#### [DIRECTIONS FOR THIS TASK]
Take every line from the records below that includes the word "helper".

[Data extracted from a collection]
********************

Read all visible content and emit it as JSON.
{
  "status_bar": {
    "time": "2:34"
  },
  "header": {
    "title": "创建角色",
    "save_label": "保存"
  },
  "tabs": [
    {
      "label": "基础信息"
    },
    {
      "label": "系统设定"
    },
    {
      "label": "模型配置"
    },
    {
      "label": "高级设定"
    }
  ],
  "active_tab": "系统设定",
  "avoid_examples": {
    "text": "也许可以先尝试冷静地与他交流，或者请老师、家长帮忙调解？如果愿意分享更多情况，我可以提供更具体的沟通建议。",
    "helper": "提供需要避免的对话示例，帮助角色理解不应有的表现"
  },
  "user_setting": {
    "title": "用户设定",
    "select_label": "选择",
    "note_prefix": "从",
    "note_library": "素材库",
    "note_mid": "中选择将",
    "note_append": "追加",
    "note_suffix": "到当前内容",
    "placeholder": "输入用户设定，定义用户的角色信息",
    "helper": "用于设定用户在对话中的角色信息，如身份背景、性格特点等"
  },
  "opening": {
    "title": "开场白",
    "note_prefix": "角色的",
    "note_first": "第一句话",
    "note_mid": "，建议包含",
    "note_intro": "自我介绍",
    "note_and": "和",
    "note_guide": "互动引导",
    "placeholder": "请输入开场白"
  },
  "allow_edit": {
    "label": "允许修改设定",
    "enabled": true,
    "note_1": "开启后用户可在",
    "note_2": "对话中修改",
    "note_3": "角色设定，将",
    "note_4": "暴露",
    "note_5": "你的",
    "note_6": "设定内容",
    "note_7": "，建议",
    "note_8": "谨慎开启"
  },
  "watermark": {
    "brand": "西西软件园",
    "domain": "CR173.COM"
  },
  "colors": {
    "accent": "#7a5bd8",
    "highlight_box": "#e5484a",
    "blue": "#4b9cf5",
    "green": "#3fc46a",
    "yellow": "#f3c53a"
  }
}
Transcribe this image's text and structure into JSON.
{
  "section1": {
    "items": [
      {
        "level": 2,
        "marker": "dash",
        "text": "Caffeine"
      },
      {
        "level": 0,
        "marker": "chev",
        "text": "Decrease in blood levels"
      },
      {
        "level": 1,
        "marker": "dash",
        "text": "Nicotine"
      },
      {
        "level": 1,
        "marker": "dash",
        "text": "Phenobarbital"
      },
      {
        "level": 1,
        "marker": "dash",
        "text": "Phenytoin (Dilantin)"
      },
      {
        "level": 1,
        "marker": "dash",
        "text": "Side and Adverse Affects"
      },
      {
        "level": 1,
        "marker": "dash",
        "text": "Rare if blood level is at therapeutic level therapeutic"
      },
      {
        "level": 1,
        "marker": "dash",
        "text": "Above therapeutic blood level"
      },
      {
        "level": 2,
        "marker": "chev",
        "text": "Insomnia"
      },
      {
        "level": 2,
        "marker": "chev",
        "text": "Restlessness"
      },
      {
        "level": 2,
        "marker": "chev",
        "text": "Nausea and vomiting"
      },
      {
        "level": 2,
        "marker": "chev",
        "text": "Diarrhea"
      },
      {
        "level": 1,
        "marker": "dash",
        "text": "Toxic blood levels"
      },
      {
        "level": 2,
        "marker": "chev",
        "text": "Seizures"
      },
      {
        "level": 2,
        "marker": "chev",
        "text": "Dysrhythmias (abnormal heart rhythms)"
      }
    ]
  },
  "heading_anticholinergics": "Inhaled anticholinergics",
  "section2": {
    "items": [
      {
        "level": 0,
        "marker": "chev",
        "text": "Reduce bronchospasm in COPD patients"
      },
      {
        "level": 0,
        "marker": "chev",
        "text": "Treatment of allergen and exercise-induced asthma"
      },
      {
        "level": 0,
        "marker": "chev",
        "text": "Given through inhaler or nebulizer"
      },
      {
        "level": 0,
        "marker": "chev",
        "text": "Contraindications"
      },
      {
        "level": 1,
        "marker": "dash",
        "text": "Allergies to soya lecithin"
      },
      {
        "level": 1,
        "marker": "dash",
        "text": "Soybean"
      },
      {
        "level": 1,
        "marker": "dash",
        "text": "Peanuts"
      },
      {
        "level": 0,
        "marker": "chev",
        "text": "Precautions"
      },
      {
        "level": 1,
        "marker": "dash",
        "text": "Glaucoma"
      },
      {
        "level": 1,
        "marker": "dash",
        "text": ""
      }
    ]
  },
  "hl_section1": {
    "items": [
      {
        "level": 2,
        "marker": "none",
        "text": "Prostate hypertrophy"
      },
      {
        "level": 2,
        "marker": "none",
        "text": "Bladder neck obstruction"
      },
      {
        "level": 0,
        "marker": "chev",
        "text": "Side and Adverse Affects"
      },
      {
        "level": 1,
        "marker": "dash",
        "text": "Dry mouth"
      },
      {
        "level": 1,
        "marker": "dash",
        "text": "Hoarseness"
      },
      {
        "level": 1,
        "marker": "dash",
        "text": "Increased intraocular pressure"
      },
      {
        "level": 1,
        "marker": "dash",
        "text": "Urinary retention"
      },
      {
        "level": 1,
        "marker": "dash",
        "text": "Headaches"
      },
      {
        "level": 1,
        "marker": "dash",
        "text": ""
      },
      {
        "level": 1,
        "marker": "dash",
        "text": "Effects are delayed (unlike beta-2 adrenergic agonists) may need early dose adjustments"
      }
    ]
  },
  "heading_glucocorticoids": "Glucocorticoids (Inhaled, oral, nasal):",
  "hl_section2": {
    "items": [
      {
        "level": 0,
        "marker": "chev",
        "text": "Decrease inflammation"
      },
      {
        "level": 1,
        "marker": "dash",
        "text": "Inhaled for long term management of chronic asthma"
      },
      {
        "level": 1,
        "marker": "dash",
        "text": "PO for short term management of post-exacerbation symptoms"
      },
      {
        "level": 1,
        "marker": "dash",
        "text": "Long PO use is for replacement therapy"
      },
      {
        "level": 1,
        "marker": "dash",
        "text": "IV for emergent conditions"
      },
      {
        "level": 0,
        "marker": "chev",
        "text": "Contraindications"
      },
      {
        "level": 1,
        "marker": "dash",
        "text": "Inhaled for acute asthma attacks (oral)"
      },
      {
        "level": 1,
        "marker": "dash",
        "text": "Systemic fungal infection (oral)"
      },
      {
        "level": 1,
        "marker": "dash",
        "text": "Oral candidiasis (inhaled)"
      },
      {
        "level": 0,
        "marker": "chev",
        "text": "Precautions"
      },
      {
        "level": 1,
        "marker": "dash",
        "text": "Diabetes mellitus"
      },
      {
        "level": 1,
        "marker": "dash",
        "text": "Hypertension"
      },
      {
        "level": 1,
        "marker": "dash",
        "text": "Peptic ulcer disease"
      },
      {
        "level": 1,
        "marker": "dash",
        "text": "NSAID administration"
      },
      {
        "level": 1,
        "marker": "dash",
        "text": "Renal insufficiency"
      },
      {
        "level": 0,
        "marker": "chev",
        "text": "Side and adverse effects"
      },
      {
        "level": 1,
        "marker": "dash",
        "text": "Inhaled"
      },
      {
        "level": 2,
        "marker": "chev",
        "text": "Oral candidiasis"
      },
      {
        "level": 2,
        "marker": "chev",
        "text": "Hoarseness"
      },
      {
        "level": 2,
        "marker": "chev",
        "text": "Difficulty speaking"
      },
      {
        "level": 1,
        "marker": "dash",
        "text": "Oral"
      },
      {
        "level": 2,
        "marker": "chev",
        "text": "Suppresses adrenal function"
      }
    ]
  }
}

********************

#### [EXERCISE SOLUTION]
    "helper": "提供需要避免的对话示例，帮助角色理解不应有的表现"
    "helper": "用于设定用户在对话中的角色信息，如身份背景、性格特点等"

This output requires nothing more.